Work required = Restate the listing below word for word, pictures excluded.

Material supplied =
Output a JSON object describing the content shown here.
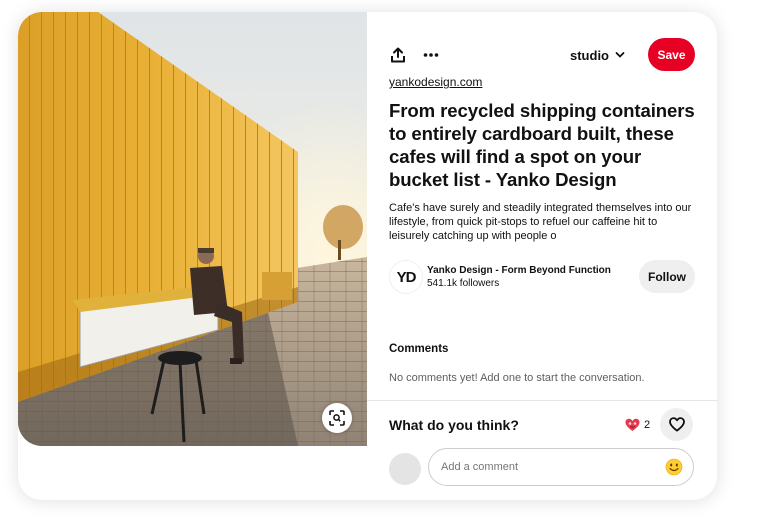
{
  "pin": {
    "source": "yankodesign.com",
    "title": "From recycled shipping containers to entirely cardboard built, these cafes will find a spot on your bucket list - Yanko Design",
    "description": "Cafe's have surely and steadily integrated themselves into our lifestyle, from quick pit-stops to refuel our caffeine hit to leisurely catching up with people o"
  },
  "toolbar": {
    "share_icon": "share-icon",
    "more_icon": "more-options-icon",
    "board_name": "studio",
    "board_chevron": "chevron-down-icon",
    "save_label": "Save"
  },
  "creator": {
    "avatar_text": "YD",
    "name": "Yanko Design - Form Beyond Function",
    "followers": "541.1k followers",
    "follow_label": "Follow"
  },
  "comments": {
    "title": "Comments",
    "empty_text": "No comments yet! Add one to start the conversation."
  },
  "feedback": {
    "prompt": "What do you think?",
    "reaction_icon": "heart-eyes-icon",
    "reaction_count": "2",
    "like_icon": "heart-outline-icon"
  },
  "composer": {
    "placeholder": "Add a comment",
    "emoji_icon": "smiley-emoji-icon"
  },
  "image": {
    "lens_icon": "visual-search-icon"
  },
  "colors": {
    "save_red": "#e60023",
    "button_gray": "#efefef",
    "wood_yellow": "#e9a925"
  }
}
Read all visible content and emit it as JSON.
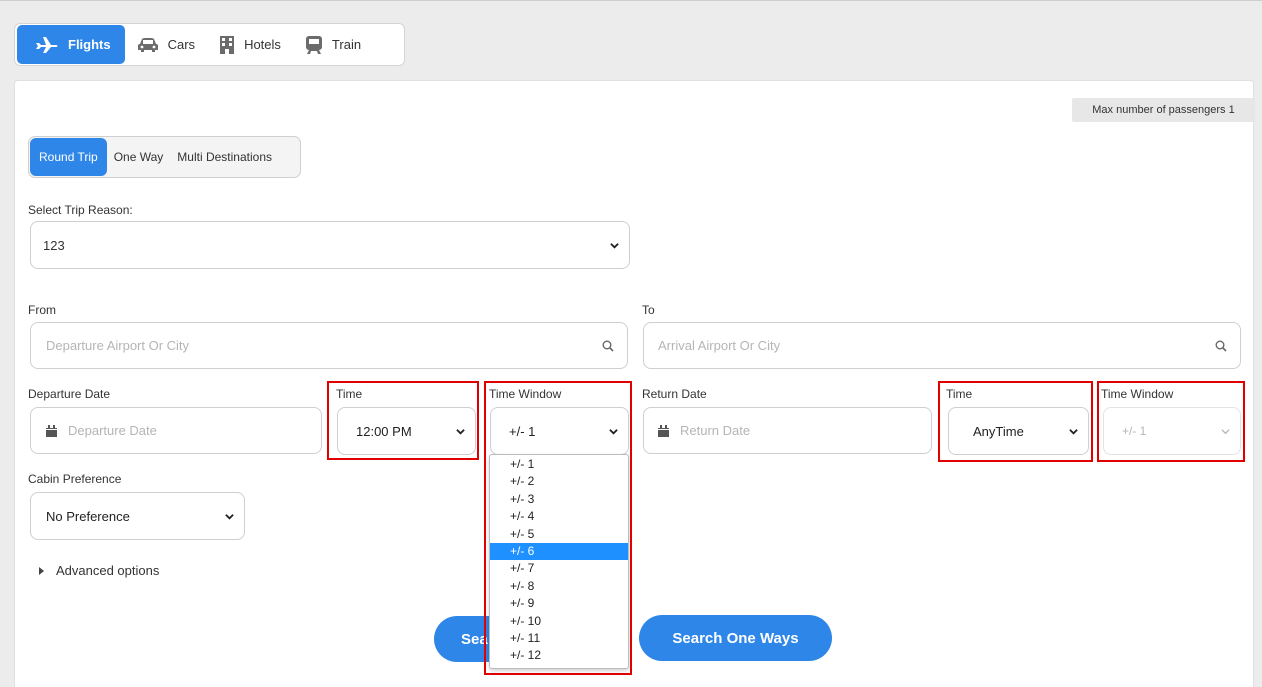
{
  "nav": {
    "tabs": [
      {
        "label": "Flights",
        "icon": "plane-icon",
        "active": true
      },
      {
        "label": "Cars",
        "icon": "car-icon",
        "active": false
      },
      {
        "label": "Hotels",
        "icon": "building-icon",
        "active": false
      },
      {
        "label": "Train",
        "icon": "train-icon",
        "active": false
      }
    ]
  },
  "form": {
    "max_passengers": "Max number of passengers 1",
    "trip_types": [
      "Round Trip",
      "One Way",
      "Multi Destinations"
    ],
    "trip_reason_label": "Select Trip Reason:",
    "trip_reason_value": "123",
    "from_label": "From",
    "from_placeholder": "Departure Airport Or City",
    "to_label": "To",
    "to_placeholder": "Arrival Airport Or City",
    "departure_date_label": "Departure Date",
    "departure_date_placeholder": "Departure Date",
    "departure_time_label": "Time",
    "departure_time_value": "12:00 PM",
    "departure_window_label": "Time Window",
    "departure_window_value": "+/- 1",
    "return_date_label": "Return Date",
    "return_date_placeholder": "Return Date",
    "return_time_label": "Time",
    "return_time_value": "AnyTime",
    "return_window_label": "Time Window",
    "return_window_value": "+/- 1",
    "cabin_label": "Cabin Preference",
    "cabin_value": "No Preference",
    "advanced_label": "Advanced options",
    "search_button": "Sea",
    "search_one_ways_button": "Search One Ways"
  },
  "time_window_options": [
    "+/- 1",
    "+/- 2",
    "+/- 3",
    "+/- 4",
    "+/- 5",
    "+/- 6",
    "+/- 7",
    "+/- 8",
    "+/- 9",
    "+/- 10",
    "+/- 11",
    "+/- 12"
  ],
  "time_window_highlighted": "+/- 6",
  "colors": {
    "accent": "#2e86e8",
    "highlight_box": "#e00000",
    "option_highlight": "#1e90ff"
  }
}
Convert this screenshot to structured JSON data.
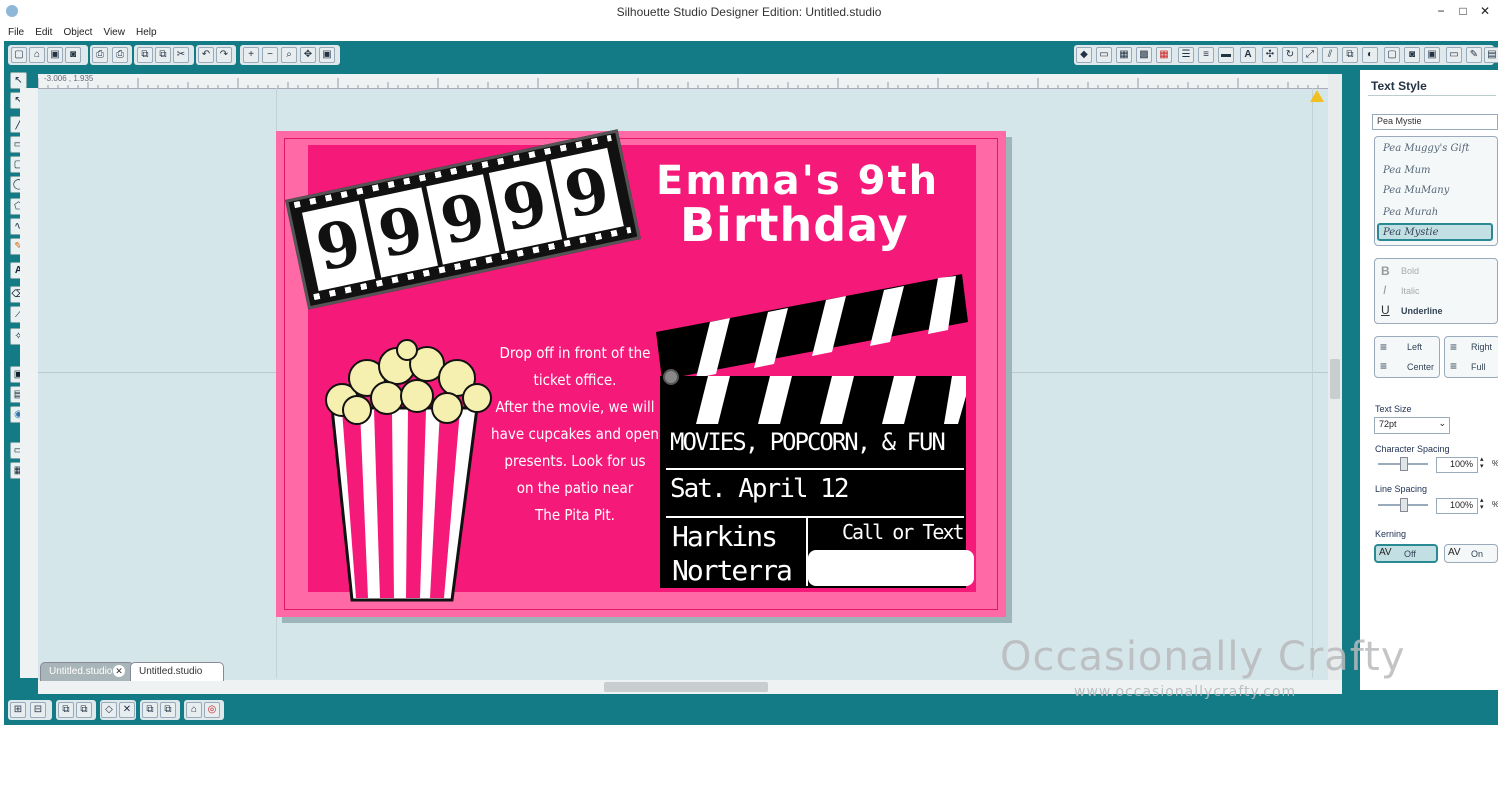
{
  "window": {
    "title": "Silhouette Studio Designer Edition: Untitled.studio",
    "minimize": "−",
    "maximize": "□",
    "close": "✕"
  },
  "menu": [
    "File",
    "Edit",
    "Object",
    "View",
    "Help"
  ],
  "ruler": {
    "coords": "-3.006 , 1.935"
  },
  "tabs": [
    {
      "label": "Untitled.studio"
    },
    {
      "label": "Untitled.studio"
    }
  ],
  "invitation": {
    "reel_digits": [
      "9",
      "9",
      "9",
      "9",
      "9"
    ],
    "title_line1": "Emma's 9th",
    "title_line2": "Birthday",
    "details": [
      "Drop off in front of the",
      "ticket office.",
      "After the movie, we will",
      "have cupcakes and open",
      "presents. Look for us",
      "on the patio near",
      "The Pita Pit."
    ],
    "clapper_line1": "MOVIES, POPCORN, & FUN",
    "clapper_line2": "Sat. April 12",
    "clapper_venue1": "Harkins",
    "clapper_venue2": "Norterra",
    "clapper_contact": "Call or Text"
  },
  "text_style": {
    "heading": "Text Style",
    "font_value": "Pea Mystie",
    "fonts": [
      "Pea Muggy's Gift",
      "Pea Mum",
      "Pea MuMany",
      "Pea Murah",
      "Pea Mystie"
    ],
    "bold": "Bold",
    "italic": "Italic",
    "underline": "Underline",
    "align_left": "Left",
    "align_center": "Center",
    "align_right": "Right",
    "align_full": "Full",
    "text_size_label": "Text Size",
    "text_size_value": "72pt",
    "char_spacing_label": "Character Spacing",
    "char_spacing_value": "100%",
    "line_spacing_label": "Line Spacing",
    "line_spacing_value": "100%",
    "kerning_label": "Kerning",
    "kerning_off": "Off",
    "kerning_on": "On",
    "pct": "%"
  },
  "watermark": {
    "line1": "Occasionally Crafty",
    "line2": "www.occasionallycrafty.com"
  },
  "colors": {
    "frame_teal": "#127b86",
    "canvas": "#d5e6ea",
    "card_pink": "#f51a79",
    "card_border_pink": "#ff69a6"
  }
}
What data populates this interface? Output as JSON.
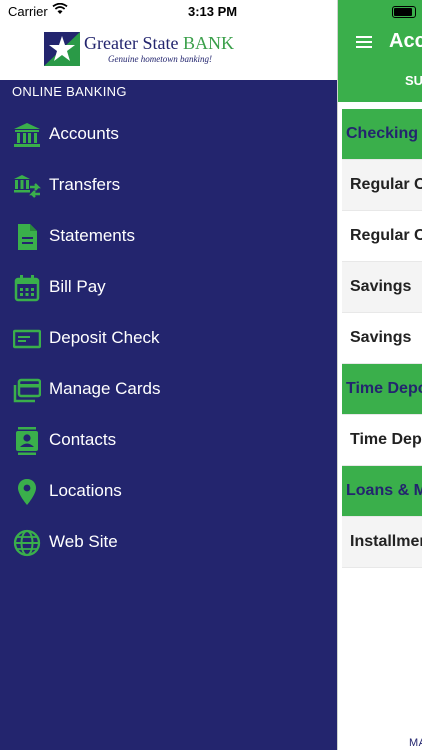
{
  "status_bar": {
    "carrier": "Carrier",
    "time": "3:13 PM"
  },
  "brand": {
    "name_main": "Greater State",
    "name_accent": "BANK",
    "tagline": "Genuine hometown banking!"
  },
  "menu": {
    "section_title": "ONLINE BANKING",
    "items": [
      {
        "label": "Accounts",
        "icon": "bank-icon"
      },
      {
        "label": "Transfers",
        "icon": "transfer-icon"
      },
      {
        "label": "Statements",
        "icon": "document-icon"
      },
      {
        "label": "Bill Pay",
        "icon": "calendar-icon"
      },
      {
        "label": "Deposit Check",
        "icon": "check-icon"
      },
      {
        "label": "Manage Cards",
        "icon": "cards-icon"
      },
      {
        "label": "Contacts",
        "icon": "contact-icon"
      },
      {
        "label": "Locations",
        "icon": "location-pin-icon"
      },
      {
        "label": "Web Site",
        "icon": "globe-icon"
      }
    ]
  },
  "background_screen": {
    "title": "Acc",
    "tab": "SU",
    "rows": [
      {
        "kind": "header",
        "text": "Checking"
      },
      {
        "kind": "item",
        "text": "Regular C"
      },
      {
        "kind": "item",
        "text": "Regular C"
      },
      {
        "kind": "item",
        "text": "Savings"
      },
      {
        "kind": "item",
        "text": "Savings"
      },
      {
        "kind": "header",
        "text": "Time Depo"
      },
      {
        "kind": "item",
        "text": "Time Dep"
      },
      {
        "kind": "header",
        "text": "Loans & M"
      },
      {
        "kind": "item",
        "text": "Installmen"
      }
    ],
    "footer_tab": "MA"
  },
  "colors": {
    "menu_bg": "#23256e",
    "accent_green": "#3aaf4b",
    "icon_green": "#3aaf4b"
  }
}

Output for this exercise =
Output a JSON object describing the content shown here.
{
  "pin": {
    "source": "yankodesign.com",
    "title": "From recycled shipping containers to entirely cardboard built, these cafes will find a spot on your bucket list - Yanko Design",
    "description": "Cafe's have surely and steadily integrated themselves into our lifestyle, from quick pit-stops to refuel our caffeine hit to leisurely catching up with people o"
  },
  "toolbar": {
    "share_icon": "share-icon",
    "more_icon": "more-options-icon",
    "board_name": "studio",
    "board_chevron": "chevron-down-icon",
    "save_label": "Save"
  },
  "creator": {
    "avatar_text": "YD",
    "name": "Yanko Design - Form Beyond Function",
    "followers": "541.1k followers",
    "follow_label": "Follow"
  },
  "comments": {
    "title": "Comments",
    "empty_text": "No comments yet! Add one to start the conversation."
  },
  "feedback": {
    "prompt": "What do you think?",
    "reaction_icon": "heart-eyes-icon",
    "reaction_count": "2",
    "like_icon": "heart-outline-icon"
  },
  "composer": {
    "placeholder": "Add a comment",
    "emoji_icon": "smiley-emoji-icon"
  },
  "image": {
    "lens_icon": "visual-search-icon"
  },
  "colors": {
    "save_red": "#e60023",
    "button_gray": "#efefef",
    "wood_yellow": "#e9a925"
  }
}
Read all visible content and emit it as JSON.
{
  "nav": {
    "tabs": [
      {
        "label": "Flights",
        "icon": "plane-icon",
        "active": true
      },
      {
        "label": "Cars",
        "icon": "car-icon",
        "active": false
      },
      {
        "label": "Hotels",
        "icon": "building-icon",
        "active": false
      },
      {
        "label": "Train",
        "icon": "train-icon",
        "active": false
      }
    ]
  },
  "form": {
    "max_passengers": "Max number of passengers 1",
    "trip_types": [
      "Round Trip",
      "One Way",
      "Multi Destinations"
    ],
    "trip_reason_label": "Select Trip Reason:",
    "trip_reason_value": "123",
    "from_label": "From",
    "from_placeholder": "Departure Airport Or City",
    "to_label": "To",
    "to_placeholder": "Arrival Airport Or City",
    "departure_date_label": "Departure Date",
    "departure_date_placeholder": "Departure Date",
    "departure_time_label": "Time",
    "departure_time_value": "12:00 PM",
    "departure_window_label": "Time Window",
    "departure_window_value": "+/- 1",
    "return_date_label": "Return Date",
    "return_date_placeholder": "Return Date",
    "return_time_label": "Time",
    "return_time_value": "AnyTime",
    "return_window_label": "Time Window",
    "return_window_value": "+/- 1",
    "cabin_label": "Cabin Preference",
    "cabin_value": "No Preference",
    "advanced_label": "Advanced options",
    "search_button": "Sea",
    "search_one_ways_button": "Search One Ways"
  },
  "time_window_options": [
    "+/- 1",
    "+/- 2",
    "+/- 3",
    "+/- 4",
    "+/- 5",
    "+/- 6",
    "+/- 7",
    "+/- 8",
    "+/- 9",
    "+/- 10",
    "+/- 11",
    "+/- 12"
  ],
  "time_window_highlighted": "+/- 6",
  "colors": {
    "accent": "#2e86e8",
    "highlight_box": "#e00000",
    "option_highlight": "#1e90ff"
  }
}
Convert this screenshot to structured JSON data.
{
  "window": {
    "title": "Silhouette Studio Designer Edition: Untitled.studio",
    "minimize": "−",
    "maximize": "□",
    "close": "✕"
  },
  "menu": [
    "File",
    "Edit",
    "Object",
    "View",
    "Help"
  ],
  "ruler": {
    "coords": "-3.006 , 1.935"
  },
  "tabs": [
    {
      "label": "Untitled.studio"
    },
    {
      "label": "Untitled.studio"
    }
  ],
  "invitation": {
    "reel_digits": [
      "9",
      "9",
      "9",
      "9",
      "9"
    ],
    "title_line1": "Emma's 9th",
    "title_line2": "Birthday",
    "details": [
      "Drop off in front of the",
      "ticket office.",
      "After the movie, we will",
      "have cupcakes and open",
      "presents. Look for us",
      "on the patio near",
      "The Pita Pit."
    ],
    "clapper_line1": "MOVIES, POPCORN, & FUN",
    "clapper_line2": "Sat. April 12",
    "clapper_venue1": "Harkins",
    "clapper_venue2": "Norterra",
    "clapper_contact": "Call or Text"
  },
  "text_style": {
    "heading": "Text Style",
    "font_value": "Pea Mystie",
    "fonts": [
      "Pea Muggy's Gift",
      "Pea Mum",
      "Pea MuMany",
      "Pea Murah",
      "Pea Mystie"
    ],
    "bold": "Bold",
    "italic": "Italic",
    "underline": "Underline",
    "align_left": "Left",
    "align_center": "Center",
    "align_right": "Right",
    "align_full": "Full",
    "text_size_label": "Text Size",
    "text_size_value": "72pt",
    "char_spacing_label": "Character Spacing",
    "char_spacing_value": "100%",
    "line_spacing_label": "Line Spacing",
    "line_spacing_value": "100%",
    "kerning_label": "Kerning",
    "kerning_off": "Off",
    "kerning_on": "On",
    "pct": "%"
  },
  "watermark": {
    "line1": "Occasionally Crafty",
    "line2": "www.occasionallycrafty.com"
  },
  "colors": {
    "frame_teal": "#127b86",
    "canvas": "#d5e6ea",
    "card_pink": "#f51a79",
    "card_border_pink": "#ff69a6"
  }
}
What data populates this interface? Output as JSON.
{
  "status_bar": {
    "carrier": "Carrier",
    "time": "3:13 PM"
  },
  "brand": {
    "name_main": "Greater State",
    "name_accent": "BANK",
    "tagline": "Genuine hometown banking!"
  },
  "menu": {
    "section_title": "ONLINE BANKING",
    "items": [
      {
        "label": "Accounts",
        "icon": "bank-icon"
      },
      {
        "label": "Transfers",
        "icon": "transfer-icon"
      },
      {
        "label": "Statements",
        "icon": "document-icon"
      },
      {
        "label": "Bill Pay",
        "icon": "calendar-icon"
      },
      {
        "label": "Deposit Check",
        "icon": "check-icon"
      },
      {
        "label": "Manage Cards",
        "icon": "cards-icon"
      },
      {
        "label": "Contacts",
        "icon": "contact-icon"
      },
      {
        "label": "Locations",
        "icon": "location-pin-icon"
      },
      {
        "label": "Web Site",
        "icon": "globe-icon"
      }
    ]
  },
  "background_screen": {
    "title": "Acc",
    "tab": "SU",
    "rows": [
      {
        "kind": "header",
        "text": "Checking"
      },
      {
        "kind": "item",
        "text": "Regular C"
      },
      {
        "kind": "item",
        "text": "Regular C"
      },
      {
        "kind": "item",
        "text": "Savings"
      },
      {
        "kind": "item",
        "text": "Savings"
      },
      {
        "kind": "header",
        "text": "Time Depo"
      },
      {
        "kind": "item",
        "text": "Time Dep"
      },
      {
        "kind": "header",
        "text": "Loans & M"
      },
      {
        "kind": "item",
        "text": "Installmen"
      }
    ],
    "footer_tab": "MA"
  },
  "colors": {
    "menu_bg": "#23256e",
    "accent_green": "#3aaf4b",
    "icon_green": "#3aaf4b"
  }
}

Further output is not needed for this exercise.